25th, August, 2021, Mangala Samaraweera was a personal friend and a friend of CPA. He shared our vision and dream of a Sri Lanka in which all of its peoples would respect each other and strive together for the peace, prosperity and reconciliation, our country desires and deserves. Like us, he believed in the Rule of Law and the equality before the law for all citizens without fear or favour and like us, he spoke truth to power, standing defiantly against the mudslinging and hysteria of his detractors.
I knew Mangala before he entered politics, in his Art Centre Club days basking in the Bohemian ambience of the place and in the liberalism it nurtured. I remember conversations with him and Chanaka Amaratunga on the fundamental principles of liberalism and once he became an organizer in Matara, his amusement at his constituents commenting that he was humble enough to wear his father’s trousers and not an example of the recent fashion, an area in which he excelled and revolutionized too. We weren’t always on the same page politically, especially over the violent excesses of the infamous Wayamba provincial election, but we always remained friends.

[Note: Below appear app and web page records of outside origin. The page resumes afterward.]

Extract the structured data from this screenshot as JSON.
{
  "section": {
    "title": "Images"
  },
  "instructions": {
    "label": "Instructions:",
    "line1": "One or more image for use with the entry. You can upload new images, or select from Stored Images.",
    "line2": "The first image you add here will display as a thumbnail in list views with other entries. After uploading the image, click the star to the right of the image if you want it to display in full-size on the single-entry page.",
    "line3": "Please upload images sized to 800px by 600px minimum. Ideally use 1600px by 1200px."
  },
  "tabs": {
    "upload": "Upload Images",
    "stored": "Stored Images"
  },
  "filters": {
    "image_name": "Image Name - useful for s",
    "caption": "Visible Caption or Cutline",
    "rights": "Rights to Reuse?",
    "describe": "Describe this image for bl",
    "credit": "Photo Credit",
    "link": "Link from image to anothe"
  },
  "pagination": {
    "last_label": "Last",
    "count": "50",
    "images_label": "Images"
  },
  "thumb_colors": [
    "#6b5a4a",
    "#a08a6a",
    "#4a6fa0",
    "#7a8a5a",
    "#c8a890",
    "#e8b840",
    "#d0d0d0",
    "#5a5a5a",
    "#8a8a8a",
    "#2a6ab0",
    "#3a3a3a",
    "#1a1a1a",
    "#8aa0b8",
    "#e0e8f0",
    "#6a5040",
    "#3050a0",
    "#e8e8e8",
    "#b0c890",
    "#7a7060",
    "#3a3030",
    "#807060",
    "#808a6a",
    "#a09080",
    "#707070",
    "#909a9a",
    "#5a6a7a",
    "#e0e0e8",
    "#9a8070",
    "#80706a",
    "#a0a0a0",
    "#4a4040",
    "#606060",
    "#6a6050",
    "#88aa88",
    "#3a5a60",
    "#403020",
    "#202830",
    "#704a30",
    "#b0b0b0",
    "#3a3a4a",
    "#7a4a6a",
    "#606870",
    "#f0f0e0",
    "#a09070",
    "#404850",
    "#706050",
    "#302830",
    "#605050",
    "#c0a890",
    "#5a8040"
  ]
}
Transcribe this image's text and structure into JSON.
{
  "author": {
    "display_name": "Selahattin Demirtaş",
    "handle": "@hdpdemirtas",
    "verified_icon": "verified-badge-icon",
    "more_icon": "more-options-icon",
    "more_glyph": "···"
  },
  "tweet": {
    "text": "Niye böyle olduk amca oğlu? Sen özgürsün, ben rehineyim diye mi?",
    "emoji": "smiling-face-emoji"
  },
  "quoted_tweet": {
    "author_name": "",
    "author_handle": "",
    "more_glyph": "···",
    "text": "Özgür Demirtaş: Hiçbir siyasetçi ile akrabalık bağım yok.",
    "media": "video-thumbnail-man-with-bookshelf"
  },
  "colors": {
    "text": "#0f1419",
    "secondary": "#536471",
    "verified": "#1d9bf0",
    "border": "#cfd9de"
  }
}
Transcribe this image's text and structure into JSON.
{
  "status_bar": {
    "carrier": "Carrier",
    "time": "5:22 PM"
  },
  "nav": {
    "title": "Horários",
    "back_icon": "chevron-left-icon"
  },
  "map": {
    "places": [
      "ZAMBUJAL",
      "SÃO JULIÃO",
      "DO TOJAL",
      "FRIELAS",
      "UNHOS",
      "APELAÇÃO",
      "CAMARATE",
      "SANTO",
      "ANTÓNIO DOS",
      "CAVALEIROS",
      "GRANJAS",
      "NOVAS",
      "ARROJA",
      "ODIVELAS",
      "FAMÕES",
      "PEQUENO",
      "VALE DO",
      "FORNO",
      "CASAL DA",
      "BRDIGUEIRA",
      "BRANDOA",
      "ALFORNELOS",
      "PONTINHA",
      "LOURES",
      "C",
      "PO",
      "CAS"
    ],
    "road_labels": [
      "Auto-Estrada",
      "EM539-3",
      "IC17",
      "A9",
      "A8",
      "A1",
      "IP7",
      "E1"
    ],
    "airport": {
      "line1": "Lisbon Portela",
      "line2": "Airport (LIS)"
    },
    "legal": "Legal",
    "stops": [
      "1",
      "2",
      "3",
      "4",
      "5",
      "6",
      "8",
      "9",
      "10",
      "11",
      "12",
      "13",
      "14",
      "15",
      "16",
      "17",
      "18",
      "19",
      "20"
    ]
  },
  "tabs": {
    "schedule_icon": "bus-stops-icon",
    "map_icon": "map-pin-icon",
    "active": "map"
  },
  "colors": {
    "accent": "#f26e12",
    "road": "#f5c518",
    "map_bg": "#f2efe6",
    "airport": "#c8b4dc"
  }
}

His political achievements are many. Every Sri Lankan owes him a debt over the privatization of Sri Lanka Telecom, an enduring legacy of organizational skill and political acumen. In the field of human rights and reconciliation he was the champion first of the Mothers Front, empathizing and demanding justice for the victims of violence and then the Sudu Nelum Movement, which reached out to the grassroots about the ethnic conflict and the need for meaningful devolution. Likewise in 2015, his authorship of the four mechanisms for transitional justice- the Office for Missing Persons (OMP), the Office of Reparations, the Truth and Justice Commission and the mechanism for accountability. Only the first two have been set up but Mangala did not lose his searing sense of priority with respect to the other two as well. He spoke out, freely and candidly about the violations of human rights and democratic freedoms and when he retired from parliamentary politics, he devoted himself to spreading the message of rights and freedom, toleration and diversity to all. Right through to the end of his life, he believed in a Sri Lanka which was a functioning democracy based on the principle of Unity in Diversity.
As the Minister of Posts and Telecommunication, Foreign Affairs and Finance, respectively, he left behind a legacy, which no other politician can claim to have. As a politician he came to espouse and to defend liberal democracy, in word and deed in a way in which no other politician has. As a human being he was mischievous, generous and committed in every sense of the phrase to the joi d’vivre of life and living.
As my friend and as the friend of CPA, I am indebted in having known him and will always remember him in the words of Bernard Shaw, saying:
You see things and you say “Why?” But I dream things that never were; and I say “Why not?”
Dr Paikiasothy Saravanamuttu
This statement can be downloaded by clicking here